By Congressman Brian Baird, Guest Writer
Most colleges and universities have thousands of stories of service to tell, but no public place to tell them. That’s a missed opportunity that can and should be solved in ways that are at once inspiring, affordable, sustainable and can lead to increased enrollment, donations, outcomes, and public engagement. Perhaps surprisingly, that can all be accomplished even in a time of declining enrollments, revenues, and tightened budgets.
Before describing how service stories can be more effectively told on campuses, it’s worth considering that at present there is no signature physical space – no museum, memorial, monument – or any other recognized public location anywhere in our nation to honor and tell the stories of service in ALL its forms. When you consider that the spirit of service to the greater good has been fundamental to our national character since the founding; that an ethic of service over self is essential to the success of any democratic republic – including our own; that service may be one of the few things that can unite people in spite of their differences, and that hundreds of millions of Americans are and have been involved in service in countless different ways, this is a remarkable omission.

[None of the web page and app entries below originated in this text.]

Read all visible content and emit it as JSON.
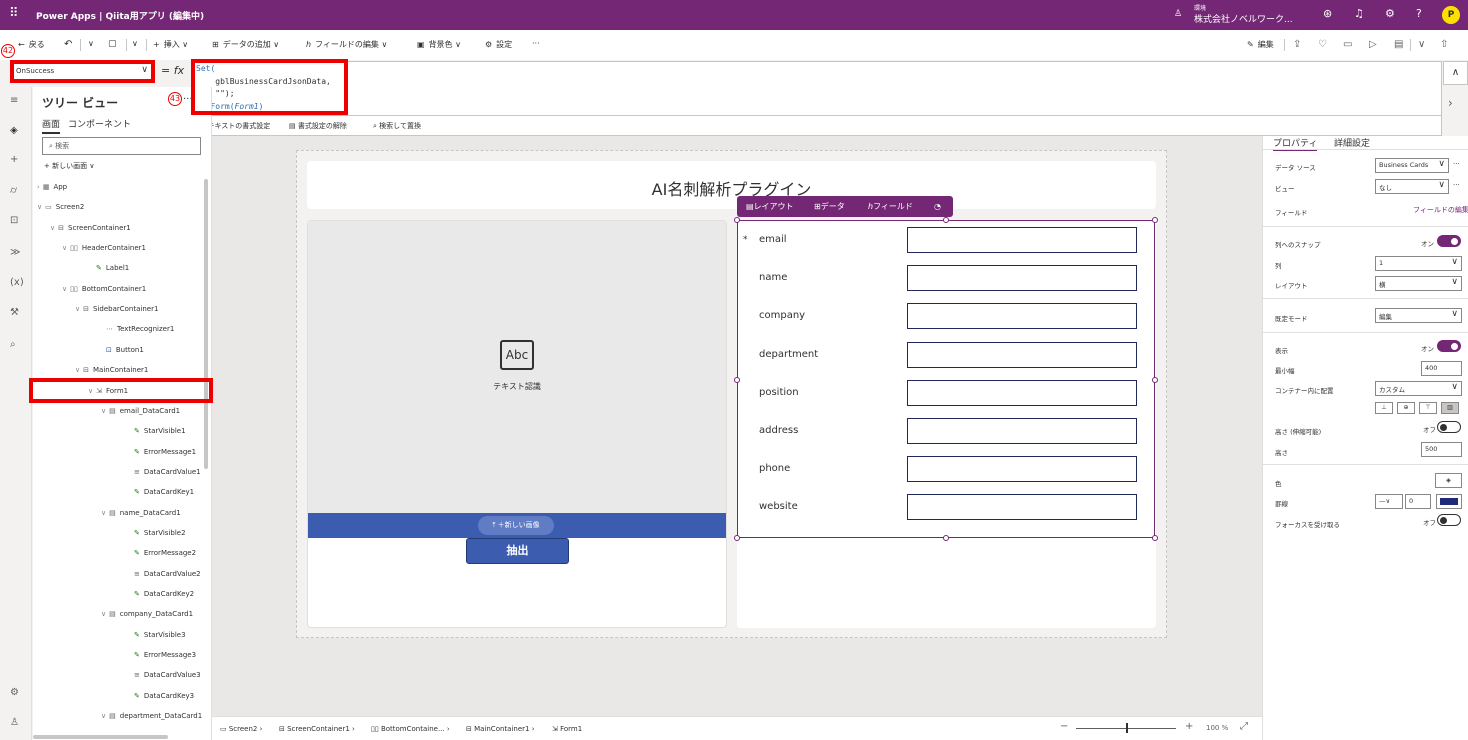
{
  "app": {
    "title": "Power Apps | Qiita用アプリ (編集中)",
    "env_label": "環境",
    "env_name": "株式会社ノベルワーク..."
  },
  "colors": {
    "brand": "#742774",
    "form_input_border": "#1f2a5a",
    "image_bar": "#3c5cb0",
    "annotation": "#e00000"
  },
  "commandbar": {
    "back": "戻る",
    "insert": "挿入",
    "add_data": "データの追加",
    "edit_fields": "フィールドの編集",
    "background": "背景色",
    "settings": "設定",
    "more": "···",
    "edit": "編集"
  },
  "formula": {
    "property": "OnSuccess",
    "line1": "Set(",
    "line2": "    gblBusinessCardJsonData,",
    "line3": "    \"\");",
    "line4_fn": "NewForm(",
    "line4_arg": "Form1",
    "line4_end": ")",
    "format_text": "テキストの書式設定",
    "remove_format": "書式設定の解除",
    "find_replace": "検索して置換"
  },
  "annotations": {
    "n42": "42",
    "n43": "43"
  },
  "tree": {
    "title": "ツリー ビュー",
    "tab_screens": "画面",
    "tab_components": "コンポーネント",
    "search_placeholder": "検索",
    "new_screen": "新しい画面",
    "nodes": [
      {
        "label": "App"
      },
      {
        "label": "Screen2"
      },
      {
        "label": "ScreenContainer1"
      },
      {
        "label": "HeaderContainer1"
      },
      {
        "label": "Label1"
      },
      {
        "label": "BottomContainer1"
      },
      {
        "label": "SidebarContainer1"
      },
      {
        "label": "TextRecognizer1"
      },
      {
        "label": "Button1"
      },
      {
        "label": "MainContainer1"
      },
      {
        "label": "Form1"
      },
      {
        "label": "email_DataCard1"
      },
      {
        "label": "StarVisible1"
      },
      {
        "label": "ErrorMessage1"
      },
      {
        "label": "DataCardValue1"
      },
      {
        "label": "DataCardKey1"
      },
      {
        "label": "name_DataCard1"
      },
      {
        "label": "StarVisible2"
      },
      {
        "label": "ErrorMessage2"
      },
      {
        "label": "DataCardValue2"
      },
      {
        "label": "DataCardKey2"
      },
      {
        "label": "company_DataCard1"
      },
      {
        "label": "StarVisible3"
      },
      {
        "label": "ErrorMessage3"
      },
      {
        "label": "DataCardValue3"
      },
      {
        "label": "DataCardKey3"
      },
      {
        "label": "department_DataCard1"
      }
    ]
  },
  "canvas": {
    "header_title": "AI名刺解析プラグイン",
    "abc": "Abc",
    "text_recognition": "テキスト認識",
    "new_image": "＋新しい画像",
    "extract": "抽出",
    "form_toolbar": {
      "layout": "レイアウト",
      "data": "データ",
      "fields": "フィールド"
    },
    "fields": [
      {
        "label": "email",
        "required": true
      },
      {
        "label": "name",
        "required": false
      },
      {
        "label": "company",
        "required": false
      },
      {
        "label": "department",
        "required": false
      },
      {
        "label": "position",
        "required": false
      },
      {
        "label": "address",
        "required": false
      },
      {
        "label": "phone",
        "required": false
      },
      {
        "label": "website",
        "required": false
      }
    ],
    "required_mark": "*"
  },
  "props": {
    "tab_properties": "プロパティ",
    "tab_advanced": "詳細設定",
    "data_source_label": "データ ソース",
    "data_source_value": "Business Cards",
    "view_label": "ビュー",
    "view_value": "なし",
    "fields_label": "フィールド",
    "fields_link": "フィールドの編集",
    "snap_label": "列へのスナップ",
    "snap_state": "オン",
    "columns_label": "列",
    "columns_value": "1",
    "layout_label": "レイアウト",
    "layout_value": "横",
    "default_mode_label": "既定モード",
    "default_mode_value": "編集",
    "visible_label": "表示",
    "visible_state": "オン",
    "min_width_label": "最小幅",
    "min_width_value": "400",
    "align_label": "コンテナー内に配置",
    "align_value": "カスタム",
    "height_flex_label": "高さ (伸縮可能)",
    "height_flex_state": "オフ",
    "height_label": "高さ",
    "height_value": "500",
    "color_label": "色",
    "border_label": "罫線",
    "border_value": "0",
    "focus_label": "フォーカスを受け取る",
    "focus_state": "オフ"
  },
  "statusbar": {
    "crumbs": [
      "Screen2",
      "ScreenContainer1",
      "BottomContaine...",
      "MainContainer1",
      "Form1"
    ],
    "zoom": "100 %"
  }
}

The American story of service may be the best story we have to tell as a people and nation, but we are not telling it as well as we should. Colleges and universities already play a vital role in that history and story of service. It is in their best interest and that of their students to also play a major role in telling their service stories both within their own communities and beyond.
WIth the goal of creating a National Museum and Center for Service (NMCFS), a group of experienced professionals have joined together to establish a signature institution, to be located near the National Mall in Washington DC. Our vision is to create a new kind of museum experience. A vibrant, interactive, engaging place that honors not just the work of a few “great men” of the past, but instead brings to life in real time the greatness in spirit and deeds of all people from all walks of life. Whether service is part of one’s profession, as a volunteer, or through contributions, we intend to show how everyone has benefited from the service of others and how everyone can themselves dedicate their own talents, time and resources to give back.
What does that have to do with campuses? While the NMCFS is intended to be a place of prominence in our nation’s capital, not everyone goes to the capital and, more importantly, service is happening everywhere and deserves to be recognized everywhere. Higher education institutions have a unique responsibility to instill the spirit of service in our students and to prepare them with the tools to make a difference. Most campuses already have centers for service learning, and they do admirable work connecting students to service opportunities and coordinating with service agencies. But if we do not demonstrate, prominently and more publicly what that service looks like, who is doing it and why it matters, how can we expect our efforts to inspire service to be as effective as they could be?
Imagine, if every educational institution in the country created ongoing exhibitions telling the story of service in significant places on campus, such as libraries, student unions, dorms, and perhaps even in rec centers or sports stadiums, where people naturally gather or visit. Individual schools or departments could also display the service of their students and faculty in their own buildings. For some programs, like education, nursing, medicine, social work, psychology, public administration etc, this may be obvious, but why not also chemistry, physics, law and business schools, physical education and art? In addition to on-campus exhibitions, imagine if there were also “pop-up” exhibits or installations sharing that story within the towns and cities where campuses are located. All these initiatives would be even more powerful and effective if there were a network of institutions sharing best practices and interfacing with a central national organization and hub to spread the word.
How can this really happen when budgets are so tight? The answer is, incorporate the process of creating and maintaining the Campus Museums and Centers For Service (to coin a title) into nearly every aspect of campus activity – including recruiting, the academic curriculum, student life, alumni relations and donor outreach.
One does not need to seek expensive (and hard to win) grants from a federal agency or have specialized curatorial staff on contract (though if there is a museum science program on campus already, so much the better). The talent pool on campuses is truly incredible. Students and faculty bring skills from art, communication, computer science, architecture, writing etc. Make creation and then maintenance of the CMCFS a multidisciplinary for credit course, provide some stipends, give selected faculty release time. Also, work with local community service organizations to connect them with students and tell their stories. Then make this all an integrated part of your recruiting efforts so visiting students and their families can see that attending your institution can help instill values, provide practical skills and experiences, and, yes, lead to jobs.
Just as service to others brings its own rewards to those who serve, so too, telling the stories of service on our campuses can bring rewards beyond the intrinsic value of the service itself. By creating tangible physical places and virtual museums of service on campus, you will have an even more compelling and tangible demonstration to show donors why what you do, and what they give, matters.